as [ｶ l ｦ (x)/ｶ ｦ (x)] = l and ｶ (l xi)/ｶ xi = l then l [ｶ ｦ (x)/ｶ xi] = [ｶ ｦ (l x)/ｶ (l xi)]l then:
ｶ ｦ (x)/ｶ xi = ｶ ｦ (l x)/ｶ (l xi) (E.1)
Now, differentiating both sides of the original expression l ｦ (x) = ｦ (l x) with respect to l , we get:
ｶ l ｦ (x)/ｶ l = ・/font> ni=1[ｶ ｦ (l x)/ｶ (l xi)]ｷ[ｶ (l xi)/ｶ l ]
As ｶ l ｦ (xi)/ｶ l = ｦ (xi) and ｶ (l xi)/ｶ l = xi for all i = 1,..., n, then this expression reduces to:
ｦ (x) = ・/font> ni=1[ｶ ｦ (l x)/ｶ (l xi)]ｷxi

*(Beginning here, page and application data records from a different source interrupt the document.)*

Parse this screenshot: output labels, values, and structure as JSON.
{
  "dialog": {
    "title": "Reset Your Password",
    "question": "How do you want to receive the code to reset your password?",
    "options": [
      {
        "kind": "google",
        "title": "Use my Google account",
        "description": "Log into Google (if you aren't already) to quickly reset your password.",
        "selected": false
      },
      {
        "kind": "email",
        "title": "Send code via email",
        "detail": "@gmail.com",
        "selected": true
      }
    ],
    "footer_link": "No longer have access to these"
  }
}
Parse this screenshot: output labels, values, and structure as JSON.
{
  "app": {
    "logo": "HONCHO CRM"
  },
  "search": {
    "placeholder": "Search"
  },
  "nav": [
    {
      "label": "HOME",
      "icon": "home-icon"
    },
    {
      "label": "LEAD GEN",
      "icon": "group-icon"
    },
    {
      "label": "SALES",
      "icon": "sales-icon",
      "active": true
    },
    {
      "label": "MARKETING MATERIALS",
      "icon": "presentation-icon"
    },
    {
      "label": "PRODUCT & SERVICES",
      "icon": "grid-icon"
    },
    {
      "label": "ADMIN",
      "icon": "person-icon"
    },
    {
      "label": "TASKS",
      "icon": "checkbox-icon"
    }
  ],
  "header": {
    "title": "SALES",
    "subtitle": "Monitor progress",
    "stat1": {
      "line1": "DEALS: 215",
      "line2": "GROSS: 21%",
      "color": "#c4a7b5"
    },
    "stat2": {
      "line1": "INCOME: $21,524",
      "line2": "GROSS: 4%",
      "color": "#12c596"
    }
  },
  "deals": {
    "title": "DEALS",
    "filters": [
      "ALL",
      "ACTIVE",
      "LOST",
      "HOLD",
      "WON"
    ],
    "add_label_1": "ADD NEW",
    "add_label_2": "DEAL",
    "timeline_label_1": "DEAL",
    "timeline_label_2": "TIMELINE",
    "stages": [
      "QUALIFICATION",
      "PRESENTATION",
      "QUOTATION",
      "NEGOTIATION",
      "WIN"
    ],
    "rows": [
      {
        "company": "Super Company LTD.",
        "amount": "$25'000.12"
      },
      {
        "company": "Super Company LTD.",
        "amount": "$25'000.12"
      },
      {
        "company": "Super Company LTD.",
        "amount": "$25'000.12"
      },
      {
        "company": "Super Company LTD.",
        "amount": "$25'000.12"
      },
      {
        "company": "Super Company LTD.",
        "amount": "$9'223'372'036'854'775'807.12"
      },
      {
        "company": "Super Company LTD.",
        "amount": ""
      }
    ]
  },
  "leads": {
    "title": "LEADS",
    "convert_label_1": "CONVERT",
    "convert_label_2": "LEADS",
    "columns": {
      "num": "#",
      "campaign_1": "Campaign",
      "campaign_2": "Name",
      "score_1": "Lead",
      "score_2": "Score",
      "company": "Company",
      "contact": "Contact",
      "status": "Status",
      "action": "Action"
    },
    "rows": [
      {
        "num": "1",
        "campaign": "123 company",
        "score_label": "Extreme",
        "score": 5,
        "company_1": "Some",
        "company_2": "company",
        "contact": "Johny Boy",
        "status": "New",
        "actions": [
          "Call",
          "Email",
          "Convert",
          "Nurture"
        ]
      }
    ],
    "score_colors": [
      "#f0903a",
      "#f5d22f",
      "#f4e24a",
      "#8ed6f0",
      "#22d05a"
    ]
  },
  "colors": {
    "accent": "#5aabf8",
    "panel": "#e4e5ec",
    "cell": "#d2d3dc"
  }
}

Now using the equality in (E.1), we can substitute ｶ ｦ (x)/ｶ xi for ｶ ｦ (l x)/ｶ (l xi). Thus, this becomes:
ｦ (x) = ・/font> ni=1[ｶ ｦ (x)/ｶ xi]ｷxi
which is Eulers Theorem.ｧ
One of the interesting results is that if ｦ(x) is a homogeneous function of degree k, then the first derivatives, ｦi(x), are themselves homogeneous functions of degree k-1. So, for the homogeneous of degree 1 case, ｦ i(x) is homogeneous of degree zero. Consequently, there is a corollary to Euler's Theorem:
Corollary: if ｦ :Rn ｮ R is homogenous of degree 1, then ・/font> ni=1[ｶ2ｦ(x)/ｶ xiｶxj]xi = 0 for any j.
Proof: By Eulers Theorem, ｦ (x) = ・/font> ni=1[ｶ ｦ (x)/ｶ xi]ｷxi . Differentiating with respect to xj yields:
ｶ ｦ (x)/ｶ xj = [ｶ 2ｦ (x)/ｶ x1ｶxj]x1 + ..... + [ｶ 2ｦ (x)/ｶ xjｶxj]xj + ｶ ｦ (x)/ｶ xj + ..... + [ｶ 2ｦ (x)/ｶ xnｶxj]xn
ｶ ｦ (x)/ｶ xj = ・/font> ni=1[ｶ 2ｦ (x)/ｶ xi ｶxj]xi + ｶ ｦ (x)/ｶ xj
where, note, the summation expression sums from all i from 1 to n (including i = j). Nonetheless, note that the expression on the extreme right, ｶ ｦ (x)/ｶ xj appears on both sides of the equation. Thus:
・/font> ni=1[ｶ 2ｦ (x)/ｶ xiｶxj]xi = 0
which is what we sought.ｧ